Winning the business gives more than just servicing rights. Servicing also provides a pool of potential borrowers for whom it may then "capture the financing needs" when they decide to refinance, Ross said.
"You don't have to be a servicer to become an originator nor do you have to be an originator to become a servicer," Ross said. "Origination is the most efficient way to create servicing but buying in bulk is the quickest way to achieve major scale."
Before completing the purchase, the winning bidder must overcome objections from ResCap customers, including its two biggest, Fannie Mae and Freddie Mac. The government-controlled companies have demanded in court filings that the winner take on the legal liability that ResCap currently faces for loans it originated.
Nationstar's $2.3 billion stalking horse bid for the right to service mortgages owned by Fannie Mae, Freddie Mac and others, was based on not accepting any potential legal liabilities for the loans, according to court documents.
Once the auction is over, New York-based ResCap and the winner will have until Nov. 19 to resolve the dispute with the mortgage owners, which are demanding at least $394 million in payments in addition to the liability guarantees. Should they fail, the fight would be decided by U.S. Bankruptcy Judge Martin Glenn in Manhattan, who is overseeing ResCap's case.
Berkshire wasn't represented at yesterday's auction.
Buffett didn't respond to a request for comment sent to an assistant. Susan Fitzpatrick, ResCap's director of communications, declined to comment. Nationstar's head of investor relations Marshall Murphy and Ronald Faris, CEO of Ocwen, didn't return calls.
Buffett said in July, a month after his company sought to be the lead bidder for ResCap's servicing business, that the U.S. housing market was rebounding, even as the overall economy stalled. The billionaire has increased Berkshire's bet on the real-estate market by investing $5 billion in Bank of America Corp. last year and boosting his company's stake in Wells Fargo & Co. Wells Fargo is the largest U.S. mortgage servicer, followed by Bank of America.
Berkshire also owns a real-estate brokerage, a maker of manufactured homes and units that construct roofs and sell bricks and carpet.
The housing market has improved "noticeably in the last few months," Buffett told Bloomberg Television's Betty Liu in a July 13 interview. "It was just a question of getting households in balance with housing units."
The competition for ResCap's servicing assets may have increased the price beyond what the billionaire's firm was willing to pay, said Jeff Matthews, a Berkshire shareholder and author of "Secrets in Plain Sight: Business & Investing Secrets of Warren Buffett."
Buffett has shunned participating in auctions when making acquisitions and warns potential sellers against the practice in Berkshire's annual report.
"Buffett always says if you want to make a killing, be the only buyer," Matthews said in a phone interview. "If he doesn't get the right deal, he's not interested."
Berkshire Hathaway is the stalking horse bidder for a separate auction of ResCap's mortgage portfolio, which will follow the servicing auction.
ResCap's $2.1 billion of 9.625 percent, third-lien securities, which represent almost two-thirds of its outstanding bonds and fell to as low as 57 cents on the dollar last year, have traded above face value for a month.
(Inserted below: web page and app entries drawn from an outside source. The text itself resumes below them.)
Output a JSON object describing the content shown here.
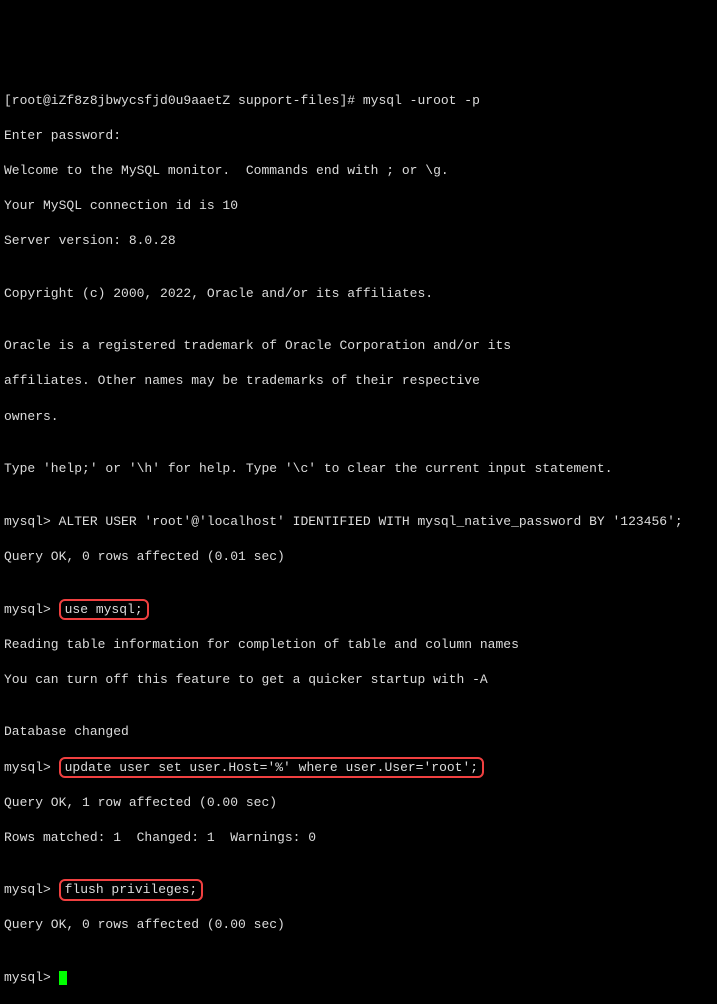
{
  "lines": {
    "l0": "[root@iZf8z8jbwycsfjd0u9aaetZ support-files]# mysql -uroot -p",
    "l1": "Enter password:",
    "l2": "Welcome to the MySQL monitor.  Commands end with ; or \\g.",
    "l3": "Your MySQL connection id is 10",
    "l4": "Server version: 8.0.28",
    "l5": "",
    "l6": "Copyright (c) 2000, 2022, Oracle and/or its affiliates.",
    "l7": "",
    "l8": "Oracle is a registered trademark of Oracle Corporation and/or its",
    "l9": "affiliates. Other names may be trademarks of their respective",
    "l10": "owners.",
    "l11": "",
    "l12": "Type 'help;' or '\\h' for help. Type '\\c' to clear the current input statement.",
    "l13": "",
    "l14": "mysql> ALTER USER 'root'@'localhost' IDENTIFIED WITH mysql_native_password BY '123456';",
    "l15": "Query OK, 0 rows affected (0.01 sec)",
    "l16": "",
    "l17_prompt": "mysql> ",
    "l17_cmd": "use mysql;",
    "l18": "Reading table information for completion of table and column names",
    "l19": "You can turn off this feature to get a quicker startup with -A",
    "l20": "",
    "l21": "Database changed",
    "l22_prompt": "mysql> ",
    "l22_cmd": "update user set user.Host='%' where user.User='root';",
    "l23": "Query OK, 1 row affected (0.00 sec)",
    "l24": "Rows matched: 1  Changed: 1  Warnings: 0",
    "l25": "",
    "l26_prompt": "mysql> ",
    "l26_cmd": "flush privileges;",
    "l27": "Query OK, 0 rows affected (0.00 sec)",
    "l28": "",
    "l29_prompt": "mysql> "
  },
  "chart_data": null
}
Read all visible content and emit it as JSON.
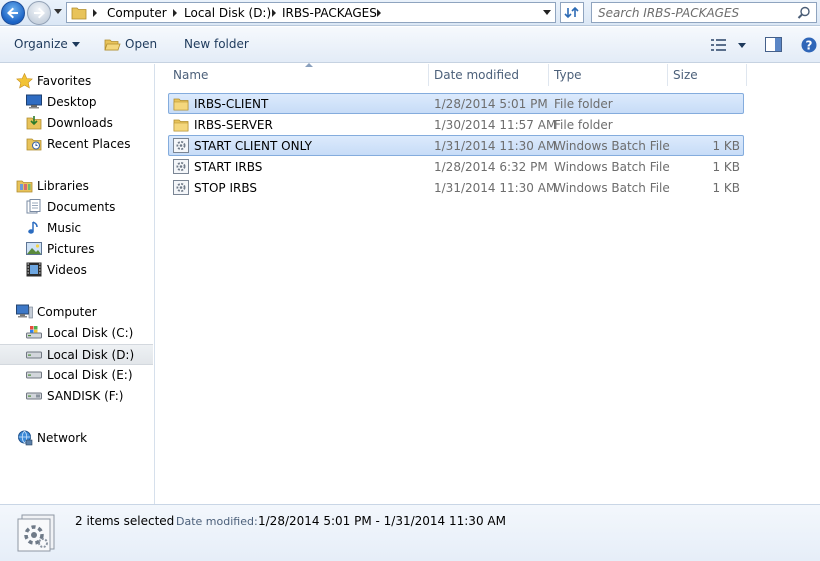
{
  "address": {
    "breadcrumbs": [
      "Computer",
      "Local Disk (D:)",
      "IRBS-PACKAGES"
    ],
    "search_placeholder": "Search IRBS-PACKAGES"
  },
  "toolbar": {
    "organize_label": "Organize",
    "open_label": "Open",
    "new_folder_label": "New folder"
  },
  "nav": {
    "favorites": {
      "label": "Favorites",
      "items": [
        {
          "label": "Desktop",
          "icon": "desktop-icon"
        },
        {
          "label": "Downloads",
          "icon": "downloads-icon"
        },
        {
          "label": "Recent Places",
          "icon": "recent-places-icon"
        }
      ]
    },
    "libraries": {
      "label": "Libraries",
      "items": [
        {
          "label": "Documents",
          "icon": "documents-icon"
        },
        {
          "label": "Music",
          "icon": "music-icon"
        },
        {
          "label": "Pictures",
          "icon": "pictures-icon"
        },
        {
          "label": "Videos",
          "icon": "videos-icon"
        }
      ]
    },
    "computer": {
      "label": "Computer",
      "items": [
        {
          "label": "Local Disk (C:)",
          "icon": "system-drive-icon"
        },
        {
          "label": "Local Disk (D:)",
          "icon": "drive-icon",
          "selected": true
        },
        {
          "label": "Local Disk (E:)",
          "icon": "drive-icon"
        },
        {
          "label": "SANDISK (F:)",
          "icon": "usb-drive-icon"
        }
      ]
    },
    "network": {
      "label": "Network",
      "icon": "network-icon"
    }
  },
  "columns": {
    "name": "Name",
    "date": "Date modified",
    "type": "Type",
    "size": "Size"
  },
  "files": [
    {
      "name": "IRBS-CLIENT",
      "date": "1/28/2014 5:01 PM",
      "type": "File folder",
      "size": "",
      "icon": "folder-icon",
      "selected": true
    },
    {
      "name": "IRBS-SERVER",
      "date": "1/30/2014 11:57 AM",
      "type": "File folder",
      "size": "",
      "icon": "folder-icon",
      "selected": false
    },
    {
      "name": "START CLIENT ONLY",
      "date": "1/31/2014 11:30 AM",
      "type": "Windows Batch File",
      "size": "1 KB",
      "icon": "batch-file-icon",
      "selected": true
    },
    {
      "name": "START IRBS",
      "date": "1/28/2014 6:32 PM",
      "type": "Windows Batch File",
      "size": "1 KB",
      "icon": "batch-file-icon",
      "selected": false
    },
    {
      "name": "STOP IRBS",
      "date": "1/31/2014 11:30 AM",
      "type": "Windows Batch File",
      "size": "1 KB",
      "icon": "batch-file-icon",
      "selected": false
    }
  ],
  "details": {
    "count": "2 items selected",
    "date_label": "Date modified:",
    "date_value": "1/28/2014 5:01 PM - 1/31/2014 11:30 AM"
  },
  "colors": {
    "selection": "#cce0f8",
    "selection_border": "#84acdd",
    "folder": "#e8c35a"
  }
}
They rose 0.75 cent to 103.5 cents today, according to Trace, the bond-price reporting system of the Financial Industry Regulatory Authority.
The case is In re Residential Capital LLC, 12-12020, U.S. Bankruptcy Court, Southern District of New York (Manhattan).